Shooting the moon on a budget for photo and video? Let me show you how far we can get with 60$. Seeing is believing, so check out the video.
We are using a modern Walimex 8/500 low cost lens for 50$ used in combination with an older Vivitar 2x teleconverter for 10$. Both are using a M42 screw mount and are being adapted to an Olympus E-PL5 m4/3 camera.
Pixel density is quite high on these m4/3 16MP cameras and equivalent to more than 60MP on full frame sensors. If you don’t have a camera body, you can get these older models for close to 100$ now. Check out this Flickr album to see more images with the Walimex 8/500.
Lens and converter give us 1000mm focal length in full frame terms. Add the 2x crop of m4/3 and we are at 2000mm equivalent. Video on the E-PL5 has another 1.3x crop so we end up with 2600mm equivalent for FHD video.

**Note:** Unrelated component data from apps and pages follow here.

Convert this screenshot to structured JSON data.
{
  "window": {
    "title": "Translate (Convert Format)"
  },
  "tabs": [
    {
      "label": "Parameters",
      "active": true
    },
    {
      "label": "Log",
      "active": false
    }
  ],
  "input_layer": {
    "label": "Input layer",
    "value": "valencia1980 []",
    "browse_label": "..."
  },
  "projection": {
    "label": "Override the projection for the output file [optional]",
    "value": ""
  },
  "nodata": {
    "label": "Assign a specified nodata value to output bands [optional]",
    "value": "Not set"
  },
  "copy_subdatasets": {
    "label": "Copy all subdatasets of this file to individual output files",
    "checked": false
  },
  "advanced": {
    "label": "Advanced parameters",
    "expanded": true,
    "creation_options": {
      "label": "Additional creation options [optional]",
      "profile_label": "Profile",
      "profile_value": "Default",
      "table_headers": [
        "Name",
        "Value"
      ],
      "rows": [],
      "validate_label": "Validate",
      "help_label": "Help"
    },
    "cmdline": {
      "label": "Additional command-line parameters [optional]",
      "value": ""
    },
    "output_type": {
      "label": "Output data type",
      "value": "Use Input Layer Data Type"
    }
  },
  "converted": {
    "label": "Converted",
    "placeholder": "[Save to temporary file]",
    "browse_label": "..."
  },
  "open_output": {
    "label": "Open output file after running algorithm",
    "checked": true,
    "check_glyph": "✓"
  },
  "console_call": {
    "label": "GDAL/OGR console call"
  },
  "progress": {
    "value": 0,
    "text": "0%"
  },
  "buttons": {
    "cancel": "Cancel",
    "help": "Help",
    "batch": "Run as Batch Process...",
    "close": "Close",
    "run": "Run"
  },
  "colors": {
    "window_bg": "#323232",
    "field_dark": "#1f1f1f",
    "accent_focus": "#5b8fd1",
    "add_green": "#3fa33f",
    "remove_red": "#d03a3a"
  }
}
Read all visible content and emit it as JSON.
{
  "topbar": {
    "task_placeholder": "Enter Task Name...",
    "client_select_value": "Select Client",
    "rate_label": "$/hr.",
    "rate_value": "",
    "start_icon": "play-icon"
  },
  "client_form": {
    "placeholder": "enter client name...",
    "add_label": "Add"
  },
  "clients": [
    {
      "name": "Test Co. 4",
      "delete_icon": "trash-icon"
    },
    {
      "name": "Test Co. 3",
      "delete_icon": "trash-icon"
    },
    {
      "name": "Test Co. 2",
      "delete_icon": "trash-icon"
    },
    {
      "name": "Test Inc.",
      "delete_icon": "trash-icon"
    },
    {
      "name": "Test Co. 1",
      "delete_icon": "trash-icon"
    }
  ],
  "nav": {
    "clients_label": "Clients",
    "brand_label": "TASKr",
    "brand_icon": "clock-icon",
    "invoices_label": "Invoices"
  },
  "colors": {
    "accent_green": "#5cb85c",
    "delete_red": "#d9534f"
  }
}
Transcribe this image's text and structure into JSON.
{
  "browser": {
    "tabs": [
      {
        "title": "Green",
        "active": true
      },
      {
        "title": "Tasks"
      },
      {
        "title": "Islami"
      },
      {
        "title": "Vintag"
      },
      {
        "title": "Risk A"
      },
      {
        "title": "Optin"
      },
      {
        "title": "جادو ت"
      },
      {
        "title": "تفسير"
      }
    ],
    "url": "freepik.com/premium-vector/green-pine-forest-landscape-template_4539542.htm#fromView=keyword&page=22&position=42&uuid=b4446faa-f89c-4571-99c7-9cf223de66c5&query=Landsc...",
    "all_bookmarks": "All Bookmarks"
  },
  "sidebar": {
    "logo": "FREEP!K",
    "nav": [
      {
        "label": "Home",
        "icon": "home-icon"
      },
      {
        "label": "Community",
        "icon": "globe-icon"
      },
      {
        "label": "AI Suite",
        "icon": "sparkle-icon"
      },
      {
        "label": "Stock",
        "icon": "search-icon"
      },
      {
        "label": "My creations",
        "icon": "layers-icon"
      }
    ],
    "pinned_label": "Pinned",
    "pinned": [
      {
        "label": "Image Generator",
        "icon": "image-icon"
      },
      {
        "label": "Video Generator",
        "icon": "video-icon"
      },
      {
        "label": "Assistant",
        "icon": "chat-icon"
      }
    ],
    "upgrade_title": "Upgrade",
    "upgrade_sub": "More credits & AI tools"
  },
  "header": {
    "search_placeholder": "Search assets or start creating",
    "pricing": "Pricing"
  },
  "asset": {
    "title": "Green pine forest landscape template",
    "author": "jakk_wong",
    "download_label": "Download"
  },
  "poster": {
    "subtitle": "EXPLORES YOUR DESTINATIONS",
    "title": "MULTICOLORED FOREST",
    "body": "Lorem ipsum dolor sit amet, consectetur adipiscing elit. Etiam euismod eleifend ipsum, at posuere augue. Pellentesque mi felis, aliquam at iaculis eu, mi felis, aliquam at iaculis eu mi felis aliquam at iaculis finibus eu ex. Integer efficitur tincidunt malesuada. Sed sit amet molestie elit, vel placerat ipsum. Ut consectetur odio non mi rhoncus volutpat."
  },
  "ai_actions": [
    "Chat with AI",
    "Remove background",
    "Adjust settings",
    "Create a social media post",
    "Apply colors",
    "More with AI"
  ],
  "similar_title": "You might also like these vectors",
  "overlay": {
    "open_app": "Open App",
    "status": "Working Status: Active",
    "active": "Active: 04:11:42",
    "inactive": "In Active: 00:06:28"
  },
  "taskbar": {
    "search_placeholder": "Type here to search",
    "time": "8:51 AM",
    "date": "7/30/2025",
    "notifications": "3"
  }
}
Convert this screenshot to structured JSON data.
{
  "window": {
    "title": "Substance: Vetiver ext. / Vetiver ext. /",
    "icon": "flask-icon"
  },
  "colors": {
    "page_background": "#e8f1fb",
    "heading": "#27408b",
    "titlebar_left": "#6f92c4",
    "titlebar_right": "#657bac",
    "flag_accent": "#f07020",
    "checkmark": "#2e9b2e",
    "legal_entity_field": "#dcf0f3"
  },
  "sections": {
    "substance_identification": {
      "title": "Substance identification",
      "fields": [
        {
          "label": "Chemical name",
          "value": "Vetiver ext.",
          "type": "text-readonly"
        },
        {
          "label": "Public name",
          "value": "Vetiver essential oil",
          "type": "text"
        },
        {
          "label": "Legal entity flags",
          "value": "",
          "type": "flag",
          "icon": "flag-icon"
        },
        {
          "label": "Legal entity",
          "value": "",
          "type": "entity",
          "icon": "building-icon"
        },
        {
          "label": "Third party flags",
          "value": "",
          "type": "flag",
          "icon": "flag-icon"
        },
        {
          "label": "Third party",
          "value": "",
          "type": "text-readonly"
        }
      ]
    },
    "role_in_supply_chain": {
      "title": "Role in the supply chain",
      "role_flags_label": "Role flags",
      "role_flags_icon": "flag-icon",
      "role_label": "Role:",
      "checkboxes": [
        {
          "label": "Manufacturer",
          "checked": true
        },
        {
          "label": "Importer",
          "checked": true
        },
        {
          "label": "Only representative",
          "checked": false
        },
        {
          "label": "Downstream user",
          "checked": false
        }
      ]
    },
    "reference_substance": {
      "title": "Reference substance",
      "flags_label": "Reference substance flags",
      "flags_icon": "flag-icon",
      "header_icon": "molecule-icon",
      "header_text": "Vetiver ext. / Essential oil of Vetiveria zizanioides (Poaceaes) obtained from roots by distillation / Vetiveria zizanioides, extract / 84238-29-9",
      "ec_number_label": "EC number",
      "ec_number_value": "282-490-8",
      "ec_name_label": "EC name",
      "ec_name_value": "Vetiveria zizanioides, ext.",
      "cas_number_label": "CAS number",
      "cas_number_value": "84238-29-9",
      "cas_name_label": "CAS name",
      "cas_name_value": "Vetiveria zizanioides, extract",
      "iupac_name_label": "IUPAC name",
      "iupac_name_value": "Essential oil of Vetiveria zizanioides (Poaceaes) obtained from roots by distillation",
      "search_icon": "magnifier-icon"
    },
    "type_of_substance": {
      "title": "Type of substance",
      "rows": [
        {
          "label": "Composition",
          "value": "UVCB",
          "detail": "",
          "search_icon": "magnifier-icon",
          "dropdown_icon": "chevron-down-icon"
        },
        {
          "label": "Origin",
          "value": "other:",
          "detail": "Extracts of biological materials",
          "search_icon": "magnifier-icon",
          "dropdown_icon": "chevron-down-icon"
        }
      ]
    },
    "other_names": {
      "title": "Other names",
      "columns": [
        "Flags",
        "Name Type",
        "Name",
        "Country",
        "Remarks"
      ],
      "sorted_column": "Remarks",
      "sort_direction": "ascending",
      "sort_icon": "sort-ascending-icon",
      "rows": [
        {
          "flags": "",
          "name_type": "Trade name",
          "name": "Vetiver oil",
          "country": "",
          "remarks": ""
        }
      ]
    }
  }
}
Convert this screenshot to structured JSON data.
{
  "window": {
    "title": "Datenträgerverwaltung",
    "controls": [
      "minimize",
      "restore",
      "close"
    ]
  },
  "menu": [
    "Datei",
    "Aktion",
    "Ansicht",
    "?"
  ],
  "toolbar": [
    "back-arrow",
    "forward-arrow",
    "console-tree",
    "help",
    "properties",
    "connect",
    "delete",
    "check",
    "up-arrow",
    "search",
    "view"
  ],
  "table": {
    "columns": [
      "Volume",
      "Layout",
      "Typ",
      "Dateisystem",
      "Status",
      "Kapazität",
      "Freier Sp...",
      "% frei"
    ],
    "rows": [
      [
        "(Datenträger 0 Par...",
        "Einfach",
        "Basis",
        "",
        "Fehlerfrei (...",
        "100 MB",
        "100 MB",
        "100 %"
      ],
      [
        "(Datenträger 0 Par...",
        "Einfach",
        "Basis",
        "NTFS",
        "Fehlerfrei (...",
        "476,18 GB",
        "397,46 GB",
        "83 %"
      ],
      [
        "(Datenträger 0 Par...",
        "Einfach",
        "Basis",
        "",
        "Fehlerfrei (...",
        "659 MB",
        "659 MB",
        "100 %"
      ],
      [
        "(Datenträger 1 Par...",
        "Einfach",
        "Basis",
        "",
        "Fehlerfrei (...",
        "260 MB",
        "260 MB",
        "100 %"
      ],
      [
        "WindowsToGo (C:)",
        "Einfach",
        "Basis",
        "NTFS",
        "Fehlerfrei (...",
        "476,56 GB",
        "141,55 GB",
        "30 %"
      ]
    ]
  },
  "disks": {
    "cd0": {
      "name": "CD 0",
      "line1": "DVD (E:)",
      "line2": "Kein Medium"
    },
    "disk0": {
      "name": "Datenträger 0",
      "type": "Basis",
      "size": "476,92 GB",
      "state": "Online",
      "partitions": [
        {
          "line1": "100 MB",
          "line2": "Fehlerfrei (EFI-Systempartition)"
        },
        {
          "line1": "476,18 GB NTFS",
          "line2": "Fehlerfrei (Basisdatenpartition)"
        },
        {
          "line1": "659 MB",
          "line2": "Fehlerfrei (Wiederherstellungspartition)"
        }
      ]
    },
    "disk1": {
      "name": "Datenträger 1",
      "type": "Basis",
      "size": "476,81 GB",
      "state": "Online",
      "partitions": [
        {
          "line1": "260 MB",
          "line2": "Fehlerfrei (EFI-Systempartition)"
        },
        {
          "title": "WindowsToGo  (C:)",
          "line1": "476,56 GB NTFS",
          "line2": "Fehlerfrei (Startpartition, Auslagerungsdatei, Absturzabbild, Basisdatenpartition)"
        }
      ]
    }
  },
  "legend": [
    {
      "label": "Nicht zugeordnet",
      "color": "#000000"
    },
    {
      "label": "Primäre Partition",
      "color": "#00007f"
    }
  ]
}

The moon appears slightly larger than our sensor in video but will fit for photography because there is no additional crop. You can choose a crop sensor camera like a Fuji X-M1 (APS-C) or a m4/3 camera without video crop if you want to fit the whole moon in your frame.
You can go for low iso settings between 100-800 to maximize image quality because the moon is quite bright. Obviously you’ll need a tripod for video, but I was able to take free hand still photos thanks to the sensor stabilization.
Results are decent, but not great, as expected for a low cost solution. There is a reason for the high price of professional telephoto lenses.
However, best bang for buck remains with superzoom bridge cameras like a Nikon Coolpix P900 with an optical 83x zoom at 600$. Smaller sensor are not a detriment here because the moon is bright enough.
Thanks for reading! You can check out more of this blog or my YouTube channel.